New this week: Cheer Perfection (get it? Get the pun? On “sheer perfection”? Hilarity, we tells ya) is TLC’s new docu-series about competitive cheerleaders, their coaches, and their obsessive mothers. We give it four episodes before it makes us want to murder someone, which is the over/under for TLC these days. (10 p.m.)


This is about the right time of the season to watch Rudolph the Red-Nosed Reindeer: late enough that it isn’t offensively early like just after American Thanksgiving, but early enough that you aren’t so deeply in the Christmas spirit that you fail to realize that the moral of the special is basically “you are worthless until you are needed by authority.” (CBC, 8 p.m.)

A White House Christmas: First Families Remember is literally a special about former First Family members telling us all how they experienced Christmas while their husband/father/brother was the most powerful man in the world.
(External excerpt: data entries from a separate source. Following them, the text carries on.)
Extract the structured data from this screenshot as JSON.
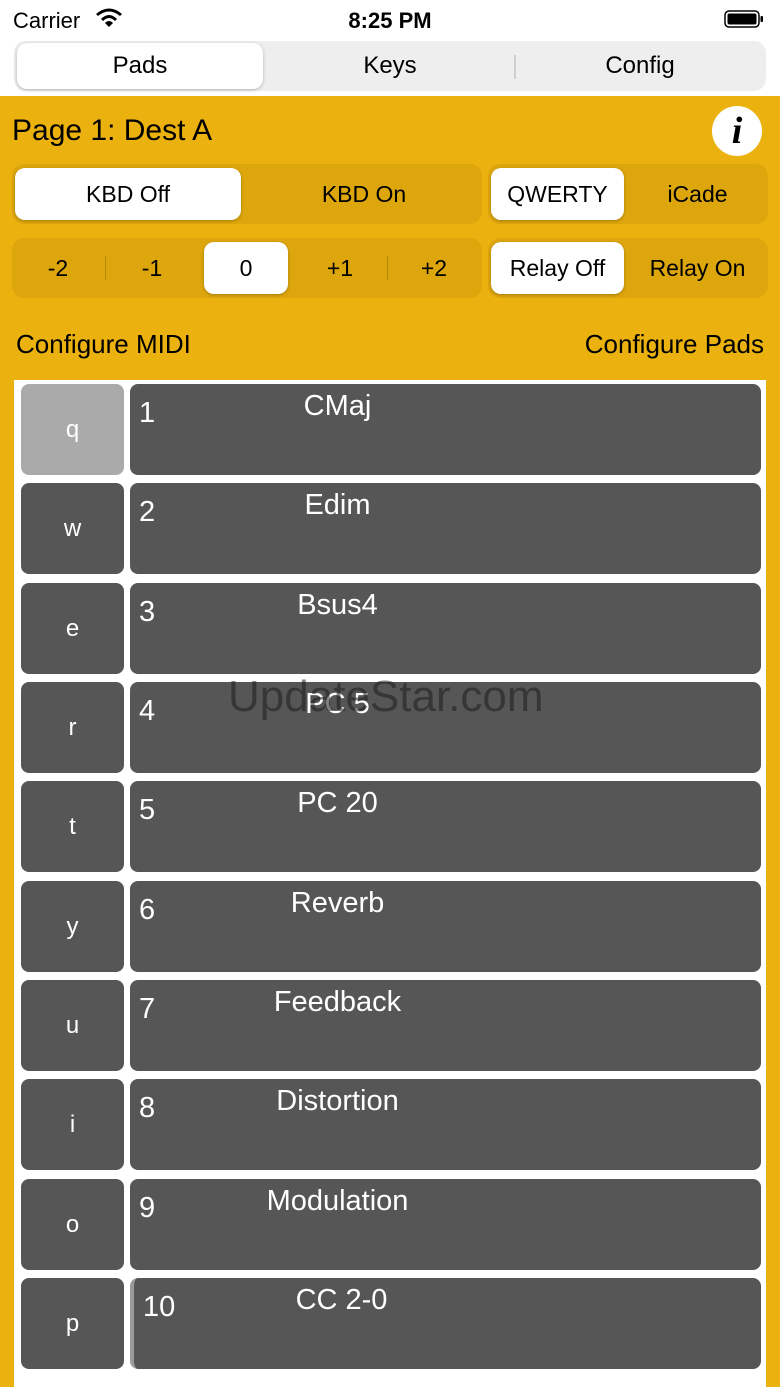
{
  "status": {
    "carrier": "Carrier",
    "time": "8:25 PM"
  },
  "tabs": [
    {
      "label": "Pads",
      "active": true
    },
    {
      "label": "Keys",
      "active": false
    },
    {
      "label": "Config",
      "active": false
    }
  ],
  "page_title": "Page 1: Dest A",
  "info_label": "i",
  "kbd_toggle": {
    "options": [
      "KBD Off",
      "KBD On"
    ],
    "selected": "KBD Off"
  },
  "input_mode": {
    "options": [
      "QWERTY",
      "iCade"
    ],
    "selected": "QWERTY"
  },
  "octave": {
    "options": [
      "-2",
      "-1",
      "0",
      "+1",
      "+2"
    ],
    "selected": "0"
  },
  "relay": {
    "options": [
      "Relay Off",
      "Relay On"
    ],
    "selected": "Relay Off"
  },
  "configure_midi": "Configure MIDI",
  "configure_pads": "Configure Pads",
  "pads": [
    {
      "key": "q",
      "num": "1",
      "name": "CMaj"
    },
    {
      "key": "w",
      "num": "2",
      "name": "Edim"
    },
    {
      "key": "e",
      "num": "3",
      "name": "Bsus4"
    },
    {
      "key": "r",
      "num": "4",
      "name": "PC 5"
    },
    {
      "key": "t",
      "num": "5",
      "name": "PC 20"
    },
    {
      "key": "y",
      "num": "6",
      "name": "Reverb"
    },
    {
      "key": "u",
      "num": "7",
      "name": "Feedback"
    },
    {
      "key": "i",
      "num": "8",
      "name": "Distortion"
    },
    {
      "key": "o",
      "num": "9",
      "name": "Modulation"
    },
    {
      "key": "p",
      "num": "10",
      "name": "CC 2-0"
    }
  ],
  "watermark": "UpdateStar.com",
  "colors": {
    "background": "#ebb10e",
    "pad": "#565656",
    "pad_active_key": "#aaaaaa"
  }
}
We are not sure who the target audience for this show is. It probably includes Chuck Todd, though. (NBC, 8 p.m.)


The Simpsons rerun of the week: “Milhouse Doesn’t Live Here Anymore,” wherein Milhouse moves away and Bart has to be best friends with Lisa. “It won’t last; brothers and sisters are natural enemies. Like Englishmen and Scots, or Welshmen and Scots, or Japanese and Scots, or Scots and other Scots. Damn Scots! They ruined Scotland!” (OMNI.1, 6 p.m.)

The Weekend

In case you missed the approximately four billion advertisements for Rita MacNeil Presents: Men of the Deeps last year, it is being rerun! Because nothing says Christmas like singing coal miners, we guess. (CTV2, 8 p.m. Sunday)


  • Anonymous

    If the Canadian film industry can come up with better (and popular) movies that people enjoy instead of just being ‘artistic statements’ that only hipster film critics enjoy, then maybe movies like The Santa Clause might stop being made (there are no guarantees on that, however; people like what they like.) As for the CBC’s budget cuts; now you have an excuse to start seriously voting for the two progressive political parties instead of being blase about what party’s in power.

    • CaligulaJones

      “voting for the two progressive political parties”, i.e., splitting the vote again. Harper thanks you.

    • Anonymous

      The Canadian film industry comes up with plenty of good and enjoyable movies, but finding out about them and getting a chance to see them isn’t as easy as looking for a billboard or walking into the Paramount, because chances are you won’t see an ad or a listing. Advertising/marketing expenses aren’t covered by the various grants and funds our film industry has access to, but advertising is make-or-break for film. Without the perceived demand, theatres either just don’t carry our films or only carry them for limited runs. There are also other problems with the distribution industry (which is a near-monopoly, from what I’ve heard), which hesitates to pick up and promote a Canadian film unless there’s some way to tie it to a major foreign release, or use it to gain access to a foreign distribution.